Now it’s a tradition. The second annual Teaching and Learning Social took place last Monday (January 30) in the Diamond Alumni Centre, and the event seems to have established a place for itself in the datebooks of SFU faculty members and staff with a special interest in teaching and learning.
Some 110 instructors, administrators, and staff members preregistered for the reception, which was organized by the Teaching and Learning Centre and featured food, speeches, and lots of time for conversation at themed tables (for example, English as an additional language (EAL) and Experiential learning). Each table was equipped with a flip chart to capture the most exciting ideas to emerge from the lively discussions.

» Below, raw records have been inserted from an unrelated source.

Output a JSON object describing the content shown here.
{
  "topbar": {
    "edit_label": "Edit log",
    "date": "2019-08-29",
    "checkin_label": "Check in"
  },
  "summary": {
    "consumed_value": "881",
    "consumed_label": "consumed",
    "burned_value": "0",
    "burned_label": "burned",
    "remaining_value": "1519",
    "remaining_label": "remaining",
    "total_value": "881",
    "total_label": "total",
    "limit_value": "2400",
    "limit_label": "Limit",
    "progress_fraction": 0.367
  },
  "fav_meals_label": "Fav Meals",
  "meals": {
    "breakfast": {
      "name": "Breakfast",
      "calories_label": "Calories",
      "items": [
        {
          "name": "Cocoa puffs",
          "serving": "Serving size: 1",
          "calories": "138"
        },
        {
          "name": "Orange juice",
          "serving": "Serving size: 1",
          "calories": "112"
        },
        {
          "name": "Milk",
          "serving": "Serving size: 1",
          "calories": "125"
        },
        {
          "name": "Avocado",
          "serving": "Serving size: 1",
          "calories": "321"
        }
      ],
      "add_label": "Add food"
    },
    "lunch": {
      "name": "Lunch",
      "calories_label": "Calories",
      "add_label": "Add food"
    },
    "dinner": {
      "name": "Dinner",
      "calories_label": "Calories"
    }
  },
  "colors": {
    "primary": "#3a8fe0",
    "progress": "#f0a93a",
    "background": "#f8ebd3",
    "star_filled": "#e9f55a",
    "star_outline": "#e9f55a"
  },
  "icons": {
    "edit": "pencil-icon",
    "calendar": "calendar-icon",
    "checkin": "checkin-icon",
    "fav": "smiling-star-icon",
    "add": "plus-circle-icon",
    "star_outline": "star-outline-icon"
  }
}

Participants were welcomed by TLC director Stephanie Chu, who spoke of her desire to use the event to recognize and strengthen SFU’s teaching and learning community.
President Andrew Petter also addressed the attendees, speaking of the complementary roles of teaching and research and underlining the importance of providing both graduate and undergraduate students with relevant and innovative learning opportunities, including experiential learning activities and the chance to participate in meaningful research.
He was followed by Jon Driver, vice-president, academic, who highlighted the teaching and learning emphasis in the 2010–2013 Academic Plan and surveyed eight current and upcoming initiatives:
• Accreditation process and learning outcomes initiative
• Teaching and Course Evaluation Project
• WebCT Replacement Project
• English as an Additional Language Initiative
• Experiential Education Project
• Undergraduate Semester in Dialogue program
• Classroom upgrades and virtual campus pilot projects
• Teaching and Learning Centre programs
Driver made a number of thought-provoking points: for example, he suggested that the growing percentage of EAL students at SFU should be seen as a strength and an opportunity within a multicultural and globalized world. He also noted the broad involvement of the university community in teaching and learning initiatives, pointing out that his own office often played a supporting role in projects spearheaded by other SFU groups or individuals. See the PowerPoint version of his presentation here.